_INPUT RECORDS_
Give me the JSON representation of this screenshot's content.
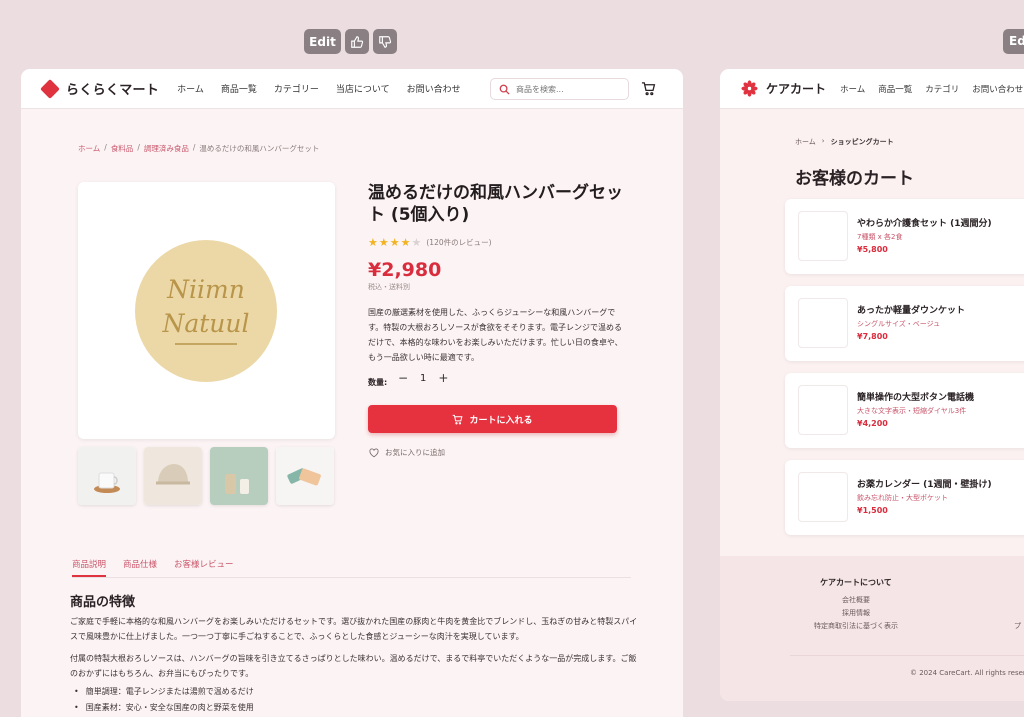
{
  "toolbar": {
    "edit_label": "Edit",
    "thumbs_up_icon": "thumbs-up-icon",
    "thumbs_down_icon": "thumbs-down-icon",
    "edit_right_label": "Ed"
  },
  "left": {
    "logo": "らくらくマート",
    "nav": [
      "ホーム",
      "商品一覧",
      "カテゴリー",
      "当店について",
      "お問い合わせ"
    ],
    "search_placeholder": "商品を検索...",
    "breadcrumb": [
      "ホーム",
      "食料品",
      "調理済み食品",
      "温めるだけの和風ハンバーグセット"
    ],
    "product": {
      "title": "温めるだけの和風ハンバーグセット (5個入り)",
      "rating": 4,
      "rating_max": 5,
      "reviews": "(120件のレビュー)",
      "price": "¥2,980",
      "tax": "税込・送料別",
      "description": "国産の厳選素材を使用した、ふっくらジューシーな和風ハンバーグです。特製の大根おろしソースが食欲をそそります。電子レンジで温めるだけで、本格的な味わいをお楽しみいただけます。忙しい日の食卓や、もう一品欲しい時に最適です。",
      "qty_label": "数量:",
      "qty": "1",
      "add_to_cart": "カートに入れる",
      "favorite": "お気に入りに追加",
      "logo_line1": "Niimn",
      "logo_line2": "Natuul"
    },
    "tabs": [
      "商品説明",
      "商品仕様",
      "お客様レビュー"
    ],
    "section_title": "商品の特徴",
    "paragraphs": [
      "ご家庭で手軽に本格的な和風ハンバーグをお楽しみいただけるセットです。選び抜かれた国産の豚肉と牛肉を黄金比でブレンドし、玉ねぎの甘みと特製スパイスで風味豊かに仕上げました。一つ一つ丁寧に手ごねすることで、ふっくらとした食感とジューシーな肉汁を実現しています。",
      "付属の特製大根おろしソースは、ハンバーグの旨味を引き立てるさっぱりとした味わい。温めるだけで、まるで料亭でいただくような一品が完成します。ご飯のおかずにはもちろん、お弁当にもぴったりです。"
    ],
    "bullets": [
      "簡単調理：電子レンジまたは湯煎で温めるだけ",
      "国産素材：安心・安全な国産の肉と野菜を使用"
    ]
  },
  "right": {
    "logo": "ケアカート",
    "nav": [
      "ホーム",
      "商品一覧",
      "カテゴリ",
      "お問い合わせ"
    ],
    "breadcrumb": [
      "ホーム",
      "ショッピングカート"
    ],
    "title": "お客様のカート",
    "items": [
      {
        "name": "やわらか介護食セット (1週間分)",
        "sub": "7種類 x 各2食",
        "price": "¥5,800"
      },
      {
        "name": "あったか軽量ダウンケット",
        "sub": "シングルサイズ・ベージュ",
        "price": "¥7,800"
      },
      {
        "name": "簡単操作の大型ボタン電話機",
        "sub": "大きな文字表示・短縮ダイヤル3件",
        "price": "¥4,200"
      },
      {
        "name": "お薬カレンダー (1週間・壁掛け)",
        "sub": "飲み忘れ防止・大型ポケット",
        "price": "¥1,500"
      }
    ],
    "footer": {
      "heading": "ケアカートについて",
      "links": [
        "会社概要",
        "採用情報",
        "特定商取引法に基づく表示"
      ],
      "extra": "プ",
      "copyright": "© 2024 CareCart. All rights reserved."
    }
  }
}
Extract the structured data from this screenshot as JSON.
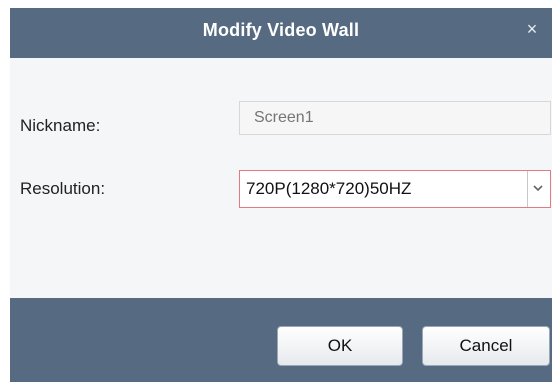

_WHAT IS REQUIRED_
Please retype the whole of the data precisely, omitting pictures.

_EXERCISE RESULT_
Give me the JSON representation of this screenshot's content.
{
  "toolbar": {
    "edit_label": "Edit",
    "thumbs_up_icon": "thumbs-up-icon",
    "thumbs_down_icon": "thumbs-down-icon",
    "edit_right_label": "Ed"
  },
  "left": {
    "logo": "らくらくマート",
    "nav": [
      "ホーム",
      "商品一覧",
      "カテゴリー",
      "当店について",
      "お問い合わせ"
    ],
    "search_placeholder": "商品を検索...",
    "breadcrumb": [
      "ホーム",
      "食料品",
      "調理済み食品",
      "温めるだけの和風ハンバーグセット"
    ],
    "product": {
      "title": "温めるだけの和風ハンバーグセット (5個入り)",
      "rating": 4,
      "rating_max": 5,
      "reviews": "(120件のレビュー)",
      "price": "¥2,980",
      "tax": "税込・送料別",
      "description": "国産の厳選素材を使用した、ふっくらジューシーな和風ハンバーグです。特製の大根おろしソースが食欲をそそります。電子レンジで温めるだけで、本格的な味わいをお楽しみいただけます。忙しい日の食卓や、もう一品欲しい時に最適です。",
      "qty_label": "数量:",
      "qty": "1",
      "add_to_cart": "カートに入れる",
      "favorite": "お気に入りに追加",
      "logo_line1": "Niimn",
      "logo_line2": "Natuul"
    },
    "tabs": [
      "商品説明",
      "商品仕様",
      "お客様レビュー"
    ],
    "section_title": "商品の特徴",
    "paragraphs": [
      "ご家庭で手軽に本格的な和風ハンバーグをお楽しみいただけるセットです。選び抜かれた国産の豚肉と牛肉を黄金比でブレンドし、玉ねぎの甘みと特製スパイスで風味豊かに仕上げました。一つ一つ丁寧に手ごねすることで、ふっくらとした食感とジューシーな肉汁を実現しています。",
      "付属の特製大根おろしソースは、ハンバーグの旨味を引き立てるさっぱりとした味わい。温めるだけで、まるで料亭でいただくような一品が完成します。ご飯のおかずにはもちろん、お弁当にもぴったりです。"
    ],
    "bullets": [
      "簡単調理：電子レンジまたは湯煎で温めるだけ",
      "国産素材：安心・安全な国産の肉と野菜を使用"
    ]
  },
  "right": {
    "logo": "ケアカート",
    "nav": [
      "ホーム",
      "商品一覧",
      "カテゴリ",
      "お問い合わせ"
    ],
    "breadcrumb": [
      "ホーム",
      "ショッピングカート"
    ],
    "title": "お客様のカート",
    "items": [
      {
        "name": "やわらか介護食セット (1週間分)",
        "sub": "7種類 x 各2食",
        "price": "¥5,800"
      },
      {
        "name": "あったか軽量ダウンケット",
        "sub": "シングルサイズ・ベージュ",
        "price": "¥7,800"
      },
      {
        "name": "簡単操作の大型ボタン電話機",
        "sub": "大きな文字表示・短縮ダイヤル3件",
        "price": "¥4,200"
      },
      {
        "name": "お薬カレンダー (1週間・壁掛け)",
        "sub": "飲み忘れ防止・大型ポケット",
        "price": "¥1,500"
      }
    ],
    "footer": {
      "heading": "ケアカートについて",
      "links": [
        "会社概要",
        "採用情報",
        "特定商取引法に基づく表示"
      ],
      "extra": "プ",
      "copyright": "© 2024 CareCart. All rights reserved."
    }
  }
}
Extract the structured data from this screenshot as JSON.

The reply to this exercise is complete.